Climate change is taking its toll everywhere on the planet. Its impact can be clearly seen in Latin America, which has sixty major cities situated along the coast where these urban areas are very vulnerable to rising sea levels. Plus, there are millions of people who depend on rivers fed by the Andean glaciers, yet face the extreme likelihood that their primary water source may disappear within the next 15 to 25 years.
The consequences of these changes are likely to be so great they will become one of the global community’s defining challenges. That’s why scientists, along with 200 leaders from across government agencies, private sector, academic organisations and civil society from Latin America, Central America, the Caribbean and the U.S came together recently for a two-day conference. They engaged to discuss the impacts of droughts and floods on urban water infrastructure and the urgent need for creating resilient cities.
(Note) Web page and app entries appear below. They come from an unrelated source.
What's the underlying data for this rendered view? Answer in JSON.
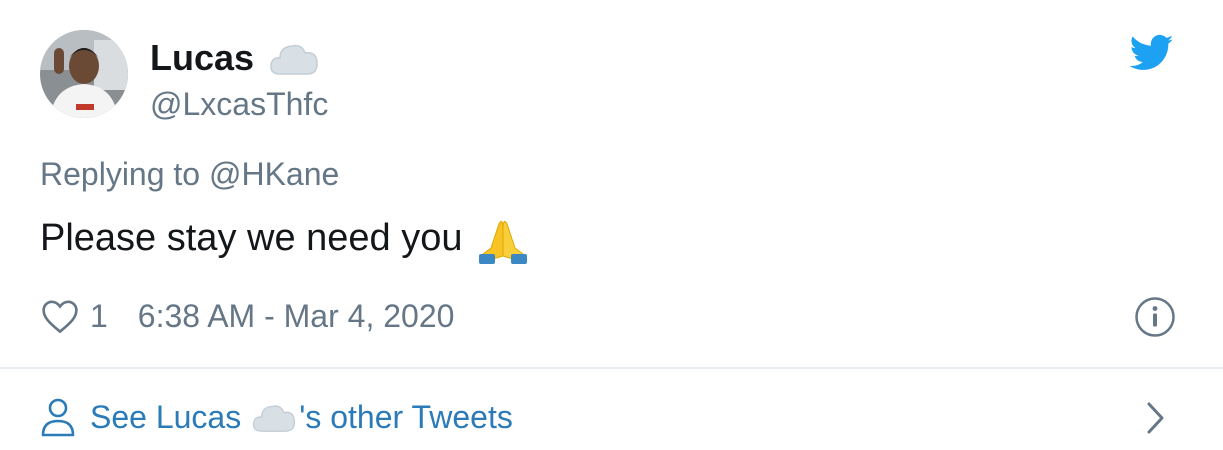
{
  "author": {
    "display_name": "Lucas",
    "handle": "@LxcasThfc"
  },
  "icons": {
    "avatar": "avatar",
    "name_emoji": "cloud-emoji",
    "logo": "twitter-bird-icon",
    "tweet_emoji": "folded-hands-emoji",
    "like": "heart-icon",
    "info": "info-icon",
    "footer_user": "user-icon",
    "footer_chevron": "chevron-right-icon"
  },
  "reply": {
    "prefix": "Replying to ",
    "mention": "@HKane"
  },
  "tweet": {
    "text": "Please stay we need you"
  },
  "meta": {
    "like_count": "1",
    "timestamp": "6:38 AM - Mar 4, 2020"
  },
  "footer": {
    "prefix": "See Lucas",
    "suffix": "'s other Tweets"
  },
  "colors": {
    "link": "#2b7bb9",
    "muted": "#657786",
    "text": "#14171a",
    "twitter_blue": "#1da1f2",
    "divider": "#e6ecf0"
  }
}
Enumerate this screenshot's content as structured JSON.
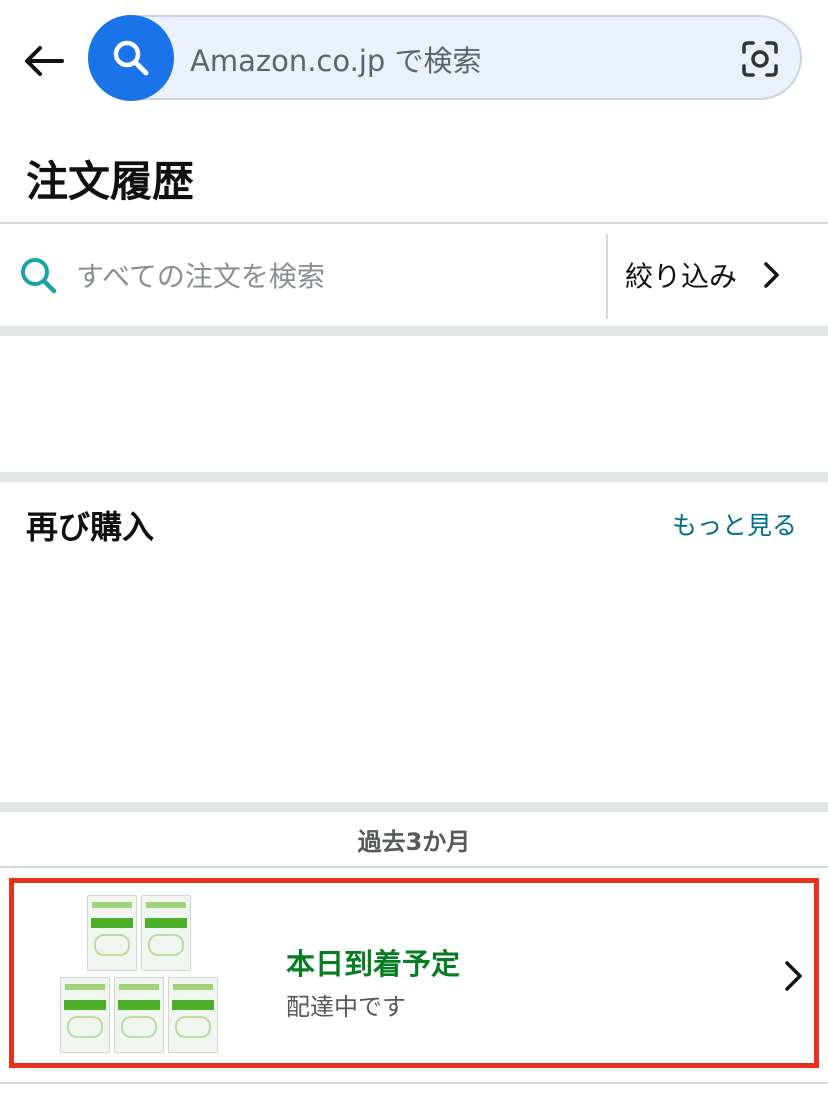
{
  "header": {
    "search_placeholder": "Amazon.co.jp で検索"
  },
  "page_title": "注文履歴",
  "order_search": {
    "placeholder": "すべての注文を検索",
    "filter_label": "絞り込み"
  },
  "buy_again": {
    "title": "再び購入",
    "see_more": "もっと見る"
  },
  "period_label": "過去3か月",
  "orders": [
    {
      "status": "本日到着予定",
      "substatus": "配達中です",
      "product_image": "5-pack plastic bag product thumbnails"
    }
  ],
  "colors": {
    "search_button": "#1a73e8",
    "link": "#007185",
    "delivery_status": "#067d22",
    "highlight_border": "#e8311a"
  }
}
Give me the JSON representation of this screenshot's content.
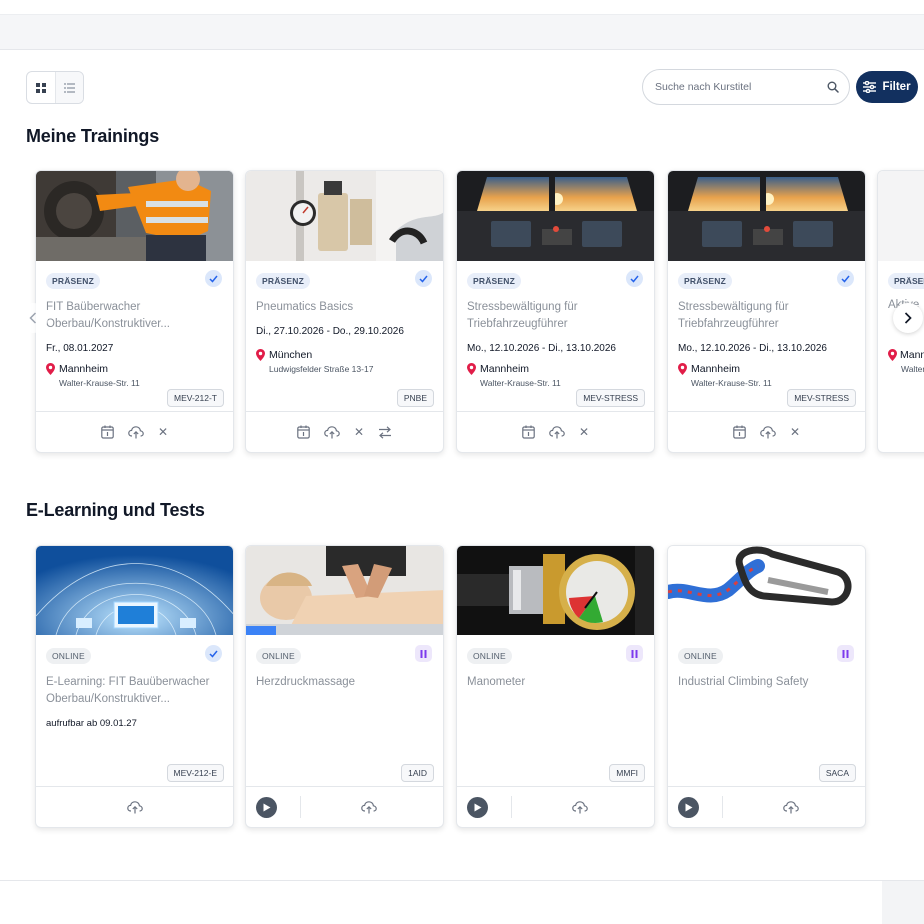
{
  "toolbar": {
    "view_grid_icon": "grid-icon",
    "view_list_icon": "list-icon",
    "search_placeholder": "Suche nach Kurstitel",
    "filter_label": "Filter"
  },
  "sections": {
    "trainings_title": "Meine Trainings",
    "elearning_title": "E-Learning und Tests"
  },
  "trainings": [
    {
      "badge": "PRÄSENZ",
      "title": "FIT Baüberwacher Oberbau/Konstruktiver...",
      "date": "Fr., 08.01.2027",
      "city": "Mannheim",
      "street": "Walter-Krause-Str. 11",
      "code": "MEV-212-T",
      "status": "check"
    },
    {
      "badge": "PRÄSENZ",
      "title": "Pneumatics Basics",
      "date": "Di., 27.10.2026 - Do., 29.10.2026",
      "city": "München",
      "street": "Ludwigsfelder Straße 13-17",
      "code": "PNBE",
      "status": "check"
    },
    {
      "badge": "PRÄSENZ",
      "title": "Stressbewältigung für Triebfahrzeugführer",
      "date": "Mo., 12.10.2026 - Di., 13.10.2026",
      "city": "Mannheim",
      "street": "Walter-Krause-Str. 11",
      "code": "MEV-STRESS",
      "status": "check"
    },
    {
      "badge": "PRÄSENZ",
      "title": "Stressbewältigung für Triebfahrzeugführer",
      "date": "Mo., 12.10.2026 - Di., 13.10.2026",
      "city": "Mannheim",
      "street": "Walter-Krause-Str. 11",
      "code": "MEV-STRESS",
      "status": "check"
    }
  ],
  "partial_card": {
    "badge": "PRÄSEN",
    "title": "Aktive",
    "city": "Mann",
    "street": "Walter"
  },
  "elearnings": [
    {
      "badge": "ONLINE",
      "title": "E-Learning: FIT Bauüberwacher Oberbau/Konstruktiver...",
      "date": "aufrufbar ab 09.01.27",
      "code": "MEV-212-E",
      "status": "check"
    },
    {
      "badge": "ONLINE",
      "title": "Herzdruckmassage",
      "date": "",
      "code": "1AID",
      "status": "pause"
    },
    {
      "badge": "ONLINE",
      "title": "Manometer",
      "date": "",
      "code": "MMFI",
      "status": "pause"
    },
    {
      "badge": "ONLINE",
      "title": "Industrial Climbing Safety",
      "date": "",
      "code": "SACA",
      "status": "pause"
    }
  ],
  "colors": {
    "primary": "#12305f",
    "location_pin": "#e11d48",
    "check_bg": "#dbe7fb",
    "pause_bg": "#ede7fb"
  }
}
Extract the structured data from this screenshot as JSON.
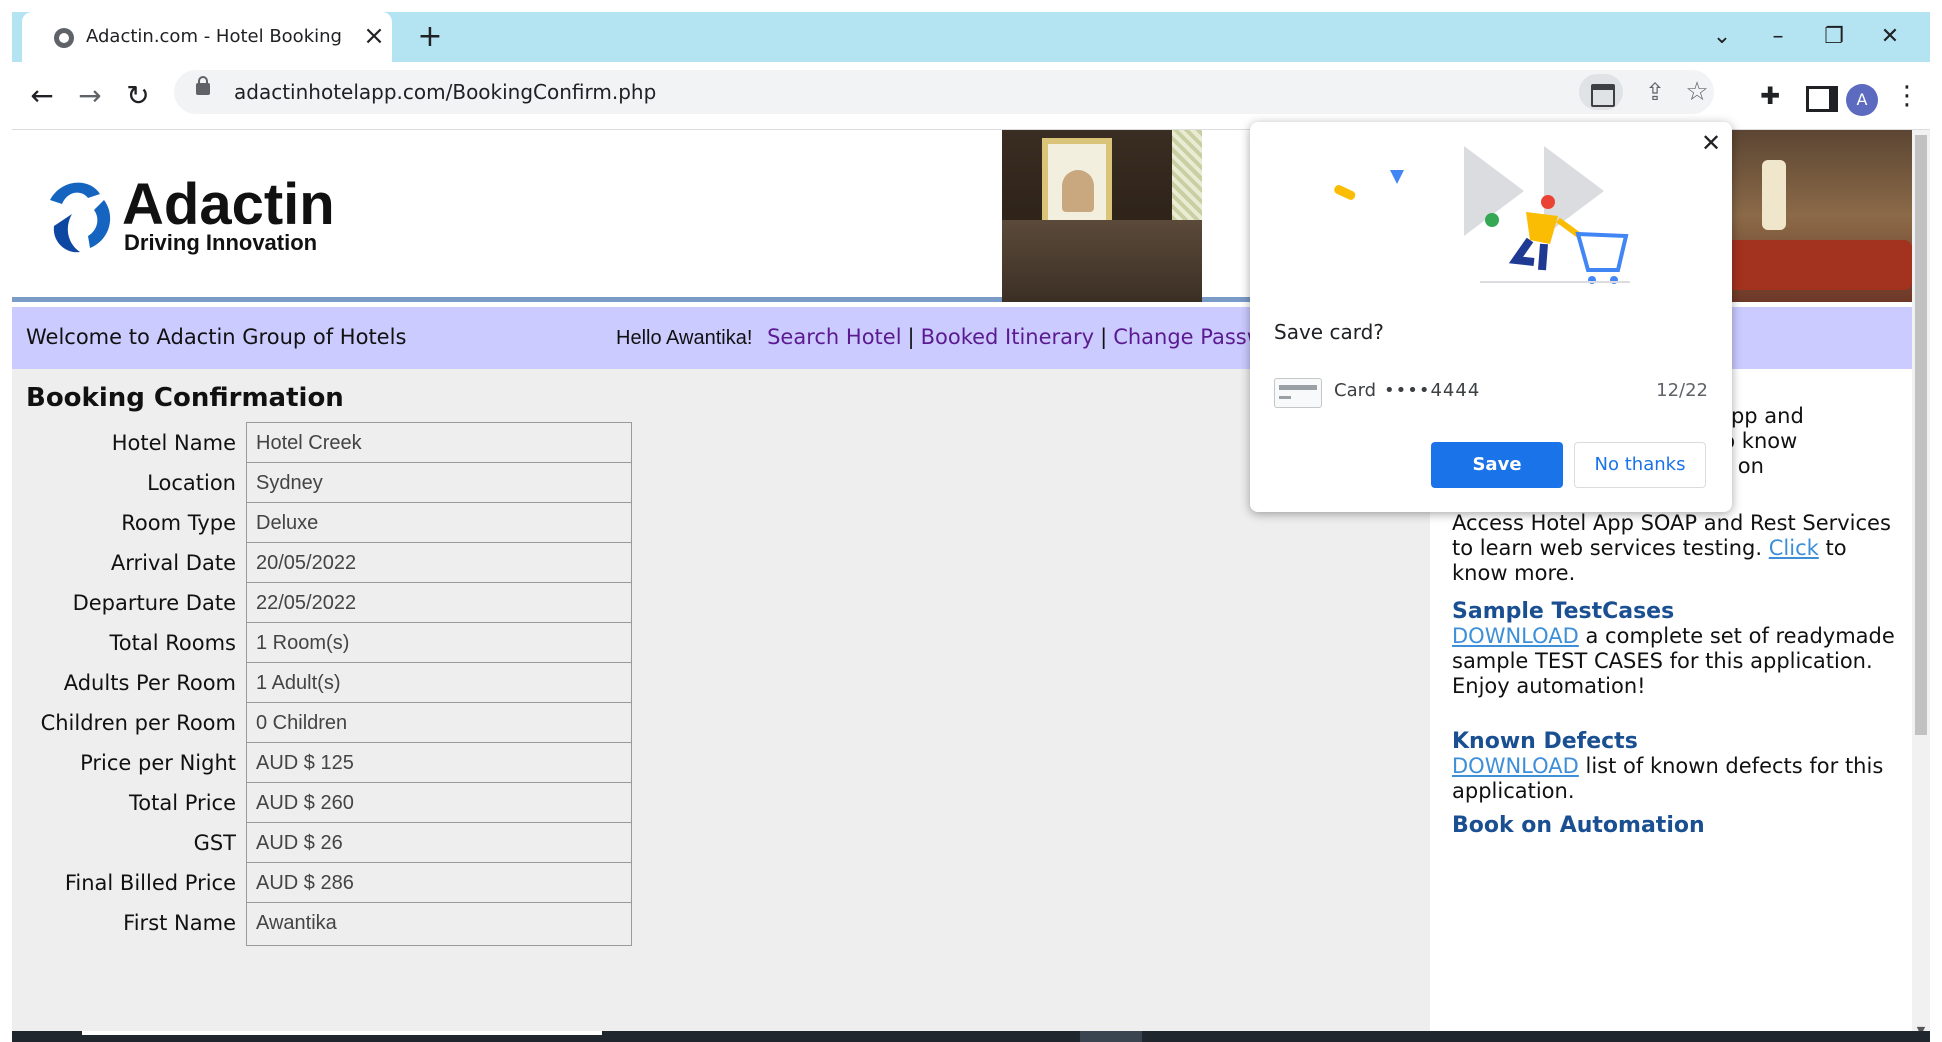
{
  "browser": {
    "tab_title": "Adactin.com - Hotel Booking Confirmation",
    "new_tab_label": "+",
    "url": "adactinhotelapp.com/BookingConfirm.php",
    "profile_initial": "A"
  },
  "header": {
    "logo_title": "Adactin",
    "logo_tagline": "Driving Innovation"
  },
  "welcome_bar": {
    "welcome_text": "Welcome to Adactin Group of Hotels",
    "hello": "Hello Awantika!",
    "links": [
      "Search Hotel",
      "Booked Itinerary",
      "Change Password"
    ],
    "separator": "|"
  },
  "booking": {
    "heading": "Booking Confirmation",
    "fields": [
      {
        "label": "Hotel Name",
        "value": "Hotel Creek"
      },
      {
        "label": "Location",
        "value": "Sydney"
      },
      {
        "label": "Room Type",
        "value": "Deluxe"
      },
      {
        "label": "Arrival Date",
        "value": "20/05/2022"
      },
      {
        "label": "Departure Date",
        "value": "22/05/2022"
      },
      {
        "label": "Total Rooms",
        "value": "1 Room(s)"
      },
      {
        "label": "Adults Per Room",
        "value": "1 Adult(s)"
      },
      {
        "label": "Children per Room",
        "value": "0 Children"
      },
      {
        "label": "Price per Night",
        "value": "AUD $ 125"
      },
      {
        "label": "Total Price",
        "value": "AUD $ 260"
      },
      {
        "label": "GST",
        "value": "AUD $ 26"
      },
      {
        "label": "Final Billed Price",
        "value": "AUD $ 286"
      },
      {
        "label": "First Name",
        "value": "Awantika"
      }
    ]
  },
  "sidebar": {
    "mobile_title_fragment": "p",
    "mobile_lines": [
      "bile App and",
      "lick to know",
      "e app on"
    ],
    "api_text_before": "Access Hotel App SOAP and Rest Services to learn web services testing.",
    "api_link": "Click",
    "api_text_after": "to know more.",
    "testcases_title": "Sample TestCases",
    "testcases_link": "DOWNLOAD",
    "testcases_text": "a complete set of readymade sample TEST CASES for this application. Enjoy automation!",
    "defects_title": "Known Defects",
    "defects_link": "DOWNLOAD",
    "defects_text": "list of known defects for this application.",
    "book_title": "Book on Automation"
  },
  "save_card_popup": {
    "title": "Save card?",
    "card_label": "Card",
    "card_number": "••••4444",
    "expiry": "12/22",
    "save_label": "Save",
    "no_thanks_label": "No thanks"
  },
  "icons": [
    "globe-icon",
    "close-icon",
    "chevron-down-icon",
    "minimize-icon",
    "restore-icon",
    "back-icon",
    "forward-icon",
    "reload-icon",
    "lock-icon",
    "card-icon",
    "share-icon",
    "star-icon",
    "extensions-icon",
    "side-panel-icon",
    "menu-icon"
  ],
  "colors": {
    "tab_strip": "#b4e4f2",
    "welcome_bar": "#cbcbff",
    "link_purple": "#5c1a91",
    "sidebar_title": "#1a4f92",
    "save_button": "#1a73e8"
  }
}
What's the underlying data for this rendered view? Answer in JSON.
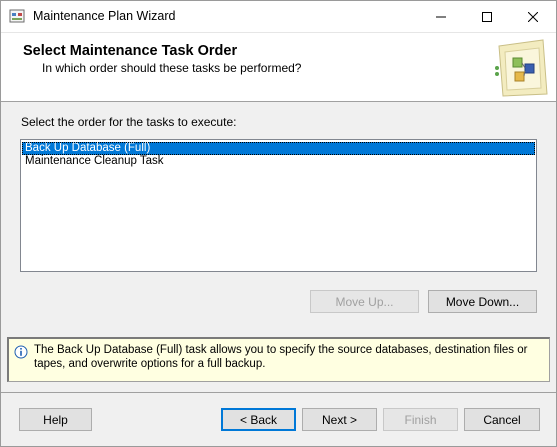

Top leaders from the Inter-American Development Bank, Organisation of American States and the U.S. State Department shared their insight and expertise. Continue reading